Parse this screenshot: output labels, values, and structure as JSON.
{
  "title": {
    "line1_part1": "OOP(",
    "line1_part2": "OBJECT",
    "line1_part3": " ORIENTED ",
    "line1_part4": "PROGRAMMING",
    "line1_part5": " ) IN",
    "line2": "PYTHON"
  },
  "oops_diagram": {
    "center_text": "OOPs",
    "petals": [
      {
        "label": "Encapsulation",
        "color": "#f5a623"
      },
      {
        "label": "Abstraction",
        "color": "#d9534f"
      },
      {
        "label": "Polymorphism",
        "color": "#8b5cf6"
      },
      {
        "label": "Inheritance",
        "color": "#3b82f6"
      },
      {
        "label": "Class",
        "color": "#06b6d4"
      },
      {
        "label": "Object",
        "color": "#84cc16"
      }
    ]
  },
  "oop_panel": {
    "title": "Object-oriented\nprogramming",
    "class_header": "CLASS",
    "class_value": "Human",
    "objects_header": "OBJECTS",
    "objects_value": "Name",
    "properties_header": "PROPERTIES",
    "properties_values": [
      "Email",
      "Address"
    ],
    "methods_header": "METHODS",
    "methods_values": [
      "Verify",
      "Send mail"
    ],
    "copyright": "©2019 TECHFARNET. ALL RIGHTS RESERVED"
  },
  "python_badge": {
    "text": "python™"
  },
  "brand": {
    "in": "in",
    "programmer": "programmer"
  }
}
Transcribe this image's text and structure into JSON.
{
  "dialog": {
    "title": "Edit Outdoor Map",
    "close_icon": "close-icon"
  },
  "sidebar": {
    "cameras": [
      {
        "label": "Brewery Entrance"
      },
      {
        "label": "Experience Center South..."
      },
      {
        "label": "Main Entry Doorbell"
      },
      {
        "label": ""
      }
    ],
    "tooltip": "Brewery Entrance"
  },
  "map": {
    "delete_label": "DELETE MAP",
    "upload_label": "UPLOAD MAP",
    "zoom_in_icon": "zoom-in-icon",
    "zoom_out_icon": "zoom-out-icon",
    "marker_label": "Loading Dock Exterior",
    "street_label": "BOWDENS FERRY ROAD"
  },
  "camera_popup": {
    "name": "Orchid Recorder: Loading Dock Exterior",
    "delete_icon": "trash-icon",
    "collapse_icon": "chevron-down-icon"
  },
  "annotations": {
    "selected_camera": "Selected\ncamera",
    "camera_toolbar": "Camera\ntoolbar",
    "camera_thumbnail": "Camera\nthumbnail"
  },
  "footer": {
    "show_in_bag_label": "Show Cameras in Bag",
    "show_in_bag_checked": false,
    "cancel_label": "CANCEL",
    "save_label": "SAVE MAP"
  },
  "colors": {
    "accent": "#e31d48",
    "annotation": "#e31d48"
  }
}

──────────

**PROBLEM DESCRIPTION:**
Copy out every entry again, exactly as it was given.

**SOLUTION TO THIS PROBLEM:**
Parse this screenshot: output labels, values, and structure as JSON.
{
  "title": {
    "line1_part1": "OOP(",
    "line1_part2": "OBJECT",
    "line1_part3": " ORIENTED ",
    "line1_part4": "PROGRAMMING",
    "line1_part5": " ) IN",
    "line2": "PYTHON"
  },
  "oops_diagram": {
    "center_text": "OOPs",
    "petals": [
      {
        "label": "Encapsulation",
        "color": "#f5a623"
      },
      {
        "label": "Abstraction",
        "color": "#d9534f"
      },
      {
        "label": "Polymorphism",
        "color": "#8b5cf6"
      },
      {
        "label": "Inheritance",
        "color": "#3b82f6"
      },
      {
        "label": "Class",
        "color": "#06b6d4"
      },
      {
        "label": "Object",
        "color": "#84cc16"
      }
    ]
  },
  "oop_panel": {
    "title": "Object-oriented\nprogramming",
    "class_header": "CLASS",
    "class_value": "Human",
    "objects_header": "OBJECTS",
    "objects_value": "Name",
    "properties_header": "PROPERTIES",
    "properties_values": [
      "Email",
      "Address"
    ],
    "methods_header": "METHODS",
    "methods_values": [
      "Verify",
      "Send mail"
    ],
    "copyright": "©2019 TECHFARNET. ALL RIGHTS RESERVED"
  },
  "python_badge": {
    "text": "python™"
  },
  "brand": {
    "in": "in",
    "programmer": "programmer"
  }
}
Transcribe this image's text and structure into JSON.
{
  "dialog": {
    "title": "Edit Outdoor Map",
    "close_icon": "close-icon"
  },
  "sidebar": {
    "cameras": [
      {
        "label": "Brewery Entrance"
      },
      {
        "label": "Experience Center South..."
      },
      {
        "label": "Main Entry Doorbell"
      },
      {
        "label": ""
      }
    ],
    "tooltip": "Brewery Entrance"
  },
  "map": {
    "delete_label": "DELETE MAP",
    "upload_label": "UPLOAD MAP",
    "zoom_in_icon": "zoom-in-icon",
    "zoom_out_icon": "zoom-out-icon",
    "marker_label": "Loading Dock Exterior",
    "street_label": "BOWDENS FERRY ROAD"
  },
  "camera_popup": {
    "name": "Orchid Recorder: Loading Dock Exterior",
    "delete_icon": "trash-icon",
    "collapse_icon": "chevron-down-icon"
  },
  "annotations": {
    "selected_camera": "Selected\ncamera",
    "camera_toolbar": "Camera\ntoolbar",
    "camera_thumbnail": "Camera\nthumbnail"
  },
  "footer": {
    "show_in_bag_label": "Show Cameras in Bag",
    "show_in_bag_checked": false,
    "cancel_label": "CANCEL",
    "save_label": "SAVE MAP"
  },
  "colors": {
    "accent": "#e31d48",
    "annotation": "#e31d48"
  }
}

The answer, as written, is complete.